We are a large software development firm, which relies heavily on the use of an offshore vendor-partner for our project execution.

To reduce our dependance on one vendor, we are considering getting a second vendor. Broadly speaking,

1. We can either have them provide the same service on different projects
2. Or we can have them do different tasks on each project

What is a better model? How would be balance the collaborative and competitive nature of any such arrangement?

Thank you.

4 Expert Insights

This sounds like you have a co-dependent relationship with your existing supplier. This is always tricky with a sole-source. 1 false move by either party & it could spell disaster. So you're considering a 2nd vendor. Your questions 1 & 2 are not necessarily mutually exclusive.

Step back & think "if you were starting over how would you arrange the relationship(s)?" This is an opportunity to develop a micro Certified Supplier Program (CSP). Establish (write down) exactly what your requirements are/should be for an ideal supplier. Make them clear, objective, measurable and reasonable if they stretch. Share them with your suppliers so they know what you expect/need from them. Interview them to find out their concerns, ability & willingness to deliver as agreed.

Open a real, 2-way, on-going dialogue with your "partners" so you grow together, addressing concerns before or as they arise so nothing festers and becomes an impediment to mutual success. Then you can answer your own questions by trying out both ways to see which works better for all parties. There is no "one size fits all" answer.

Vendors have a love/hate relationship with their competition. Back in my days of management a major telecommunications operation, I'd always try to leverage that to our best advantage by using a 60/40 model with them -- I'd give one vendor about 60% of the relevant business and another about 40%. That way, "60" could brag that they were our "major provider" but knew they had to bring their A-game because "40" was coming up behind them. And "40" knew that there was a huge potential upside from giving "60" a run for their money. And if either vendor faltered, I'd get a third one to start nipping at their heels.

That your goal is to "reduce our dependance on one vendor" begs the question, "For what purpose?" If, as example, it's to provide greater output, then having them "provide the same service on different projects" makes sense. But if, it's to prevent a single point of failure, having them "do different tasks on each project" would minimize disruption if one started to falter.

So get yourself clear on what you're trying to achieve here and let that drive the model you choose.
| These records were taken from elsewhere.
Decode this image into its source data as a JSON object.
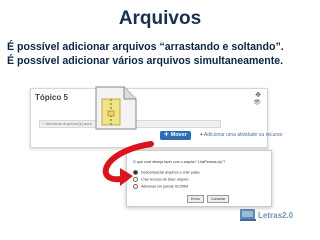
{
  "title": "Arquivos",
  "lines": [
    "É possível adicionar arquivos “arrastando e soltando”.",
    "É possível adicionar vários arquivos simultaneamente."
  ],
  "card": {
    "topic": "Tópico 5",
    "add_field": "Adicionar arquivos(s) aqui",
    "move_button": "Mover",
    "add_activity": "Adicionar uma atividade ou recurso",
    "icons": [
      "move-icon",
      "eye-icon",
      "file-icon"
    ]
  },
  "dialog": {
    "question": "O que você deseja fazer com o arquivo \"LinkPessoa.zip\"?",
    "options": [
      "Descompactar arquivos e criar pasta",
      "Criar recurso de fazer arquivo",
      "Adicionar um pacote SCORM"
    ],
    "selected_index": 0,
    "ok_label": "Envio",
    "cancel_label": "Cancelar"
  },
  "logo": {
    "text": "Letras2.0",
    "icon": "laptop-icon"
  },
  "colors": {
    "title": "#1b2f4e",
    "text": "#0d2547",
    "button": "#2f6db3",
    "arrow": "#d9141b",
    "logo": "#6f93bb"
  }
}
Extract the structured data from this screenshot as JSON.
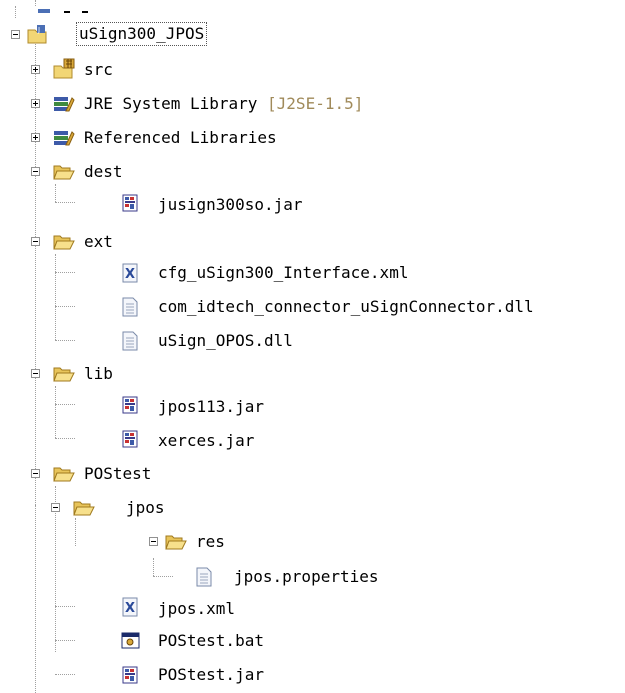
{
  "tree": {
    "project": {
      "label": "uSign300_JPOS"
    },
    "src": {
      "label": "src"
    },
    "jre": {
      "label": "JRE System Library",
      "decoration": "[J2SE-1.5]"
    },
    "referenced": {
      "label": "Referenced Libraries"
    },
    "dest": {
      "label": "dest",
      "files": [
        {
          "label": "jusign300so.jar"
        }
      ]
    },
    "ext": {
      "label": "ext",
      "files": [
        {
          "label": "cfg_uSign300_Interface.xml"
        },
        {
          "label": "com_idtech_connector_uSignConnector.dll"
        },
        {
          "label": "uSign_OPOS.dll"
        }
      ]
    },
    "lib": {
      "label": "lib",
      "files": [
        {
          "label": "jpos113.jar"
        },
        {
          "label": "xerces.jar"
        }
      ]
    },
    "postest": {
      "label": "POStest",
      "jpos": {
        "label": "jpos",
        "res": {
          "label": "res",
          "files": [
            {
              "label": "jpos.properties"
            }
          ]
        }
      },
      "files": [
        {
          "label": "jpos.xml"
        },
        {
          "label": "POStest.bat"
        },
        {
          "label": "POStest.jar"
        }
      ]
    }
  },
  "icons": {
    "folder": "folder-open-icon",
    "jar": "jar-icon",
    "xml": "xml-file-icon",
    "file": "text-file-icon",
    "bat": "bat-file-icon",
    "library": "library-icon",
    "package": "source-folder-icon",
    "project": "java-project-icon"
  },
  "colors": {
    "decoration": "#a08a5a",
    "folder": "#f2d675",
    "jar_red": "#c83232",
    "library_blue": "#3d5aa8",
    "library_green": "#3f8a3f"
  }
}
My direct answer to your question is #1. Otherwise, you're in for trouble when there's a problem on a project and fingers get pointed. Alternatively, different vendors don't really have much incentive to collaborate with one another.

If you're trying to mitigate risk, another option is to get more deeply entrenched with your core vendor.  Visit them. Understand their processes and their business model.  How big are you to them? Who are their key people?  What's their financial position? Are they likely to be acquired?  Are the key people happy?  Get under the hood and mitigate risk through better knowledge of their internal operations. If they are strategic, should you acquire them?
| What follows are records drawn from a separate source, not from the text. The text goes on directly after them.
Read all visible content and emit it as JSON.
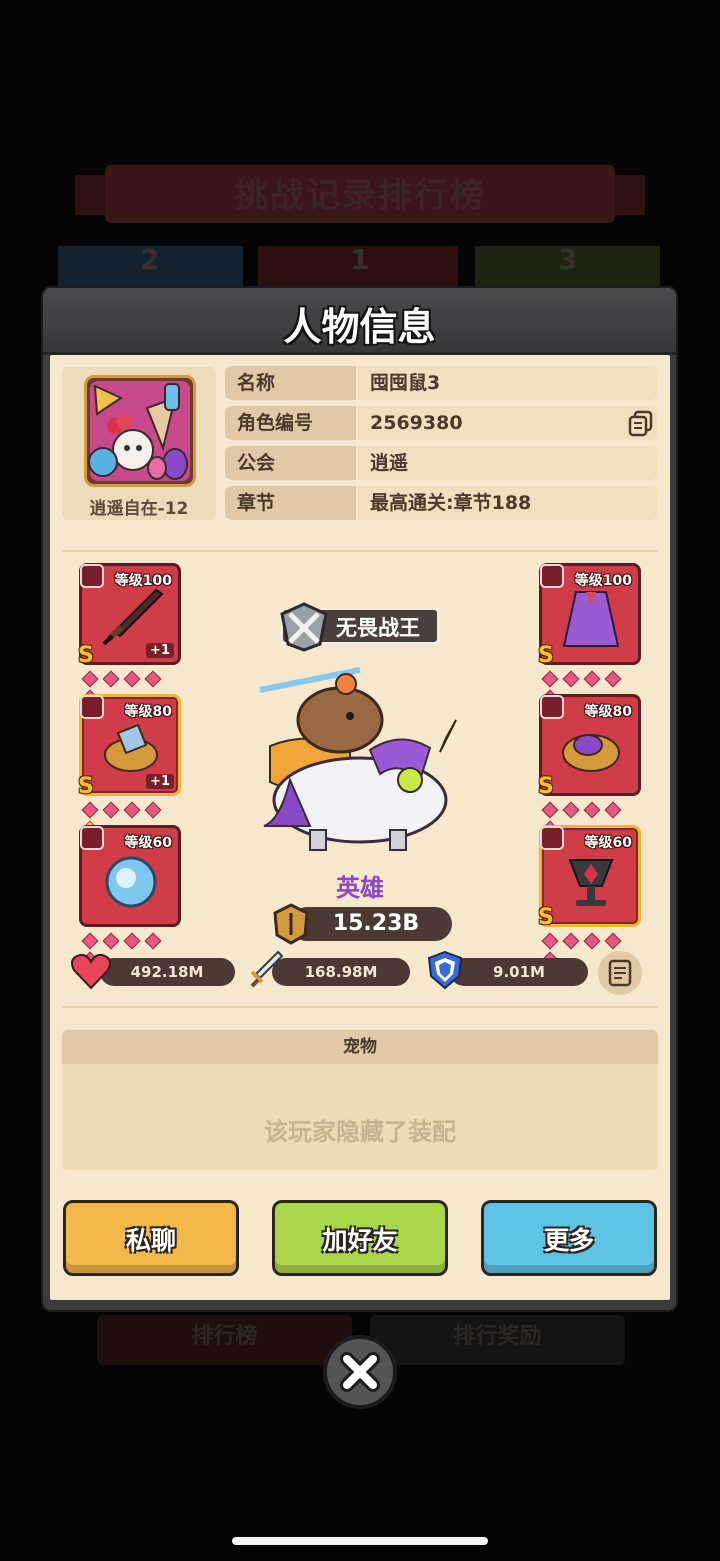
{
  "background": {
    "title": "挑战记录排行榜",
    "podium": [
      "2",
      "1",
      "3"
    ],
    "bottom_tabs": [
      "排行榜",
      "排行奖励"
    ]
  },
  "dialog": {
    "title": "人物信息"
  },
  "profile": {
    "avatar_label": "逍遥自在-12",
    "rows": [
      {
        "key": "名称",
        "value": "囤囤鼠3"
      },
      {
        "key": "角色编号",
        "value": "2569380"
      },
      {
        "key": "公会",
        "value": "逍遥"
      },
      {
        "key": "章节",
        "value": "最高通关:章节188"
      }
    ]
  },
  "equipment": {
    "left": [
      {
        "level": "等级100",
        "grade": "S",
        "plus": "+1",
        "slot": "weapon",
        "gems_filled": 5
      },
      {
        "level": "等级80",
        "grade": "S",
        "plus": "+1",
        "slot": "ring",
        "gems_filled": 4
      },
      {
        "level": "等级60",
        "grade": "",
        "plus": "",
        "slot": "necklace",
        "gems_filled": 5
      }
    ],
    "right": [
      {
        "level": "等级100",
        "grade": "S",
        "plus": "",
        "slot": "armor",
        "gems_filled": 5
      },
      {
        "level": "等级80",
        "grade": "S",
        "plus": "",
        "slot": "ring",
        "gems_filled": 5
      },
      {
        "level": "等级60",
        "grade": "S",
        "plus": "",
        "slot": "necklace",
        "gems_filled": 5
      }
    ]
  },
  "hero": {
    "title_badge": "无畏战王",
    "rank": "英雄",
    "power": "15.23B"
  },
  "stats": {
    "hp": "492.18M",
    "attack": "168.98M",
    "defense": "9.01M"
  },
  "pet": {
    "header": "宠物",
    "hidden_text": "该玩家隐藏了装配"
  },
  "actions": {
    "chat": "私聊",
    "add_friend": "加好友",
    "more": "更多"
  },
  "colors": {
    "chat_button": "#f3b84a",
    "add_friend_button": "#a9d64a",
    "more_button": "#5fc3e8",
    "rank_color": "#8b48c2"
  }
}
Otherwise, I think the prior advice 60/40, etc. is good.

Start with #1. That will help you observe how each thinks. As you discover their respective strengths, move into #2. The point is to come from strength, redundancy isn't the point.

It's not about pitting them against each other, it's about getting the best service you can get, which will make your product/service competitive.

Contact me if you'd like to talk more.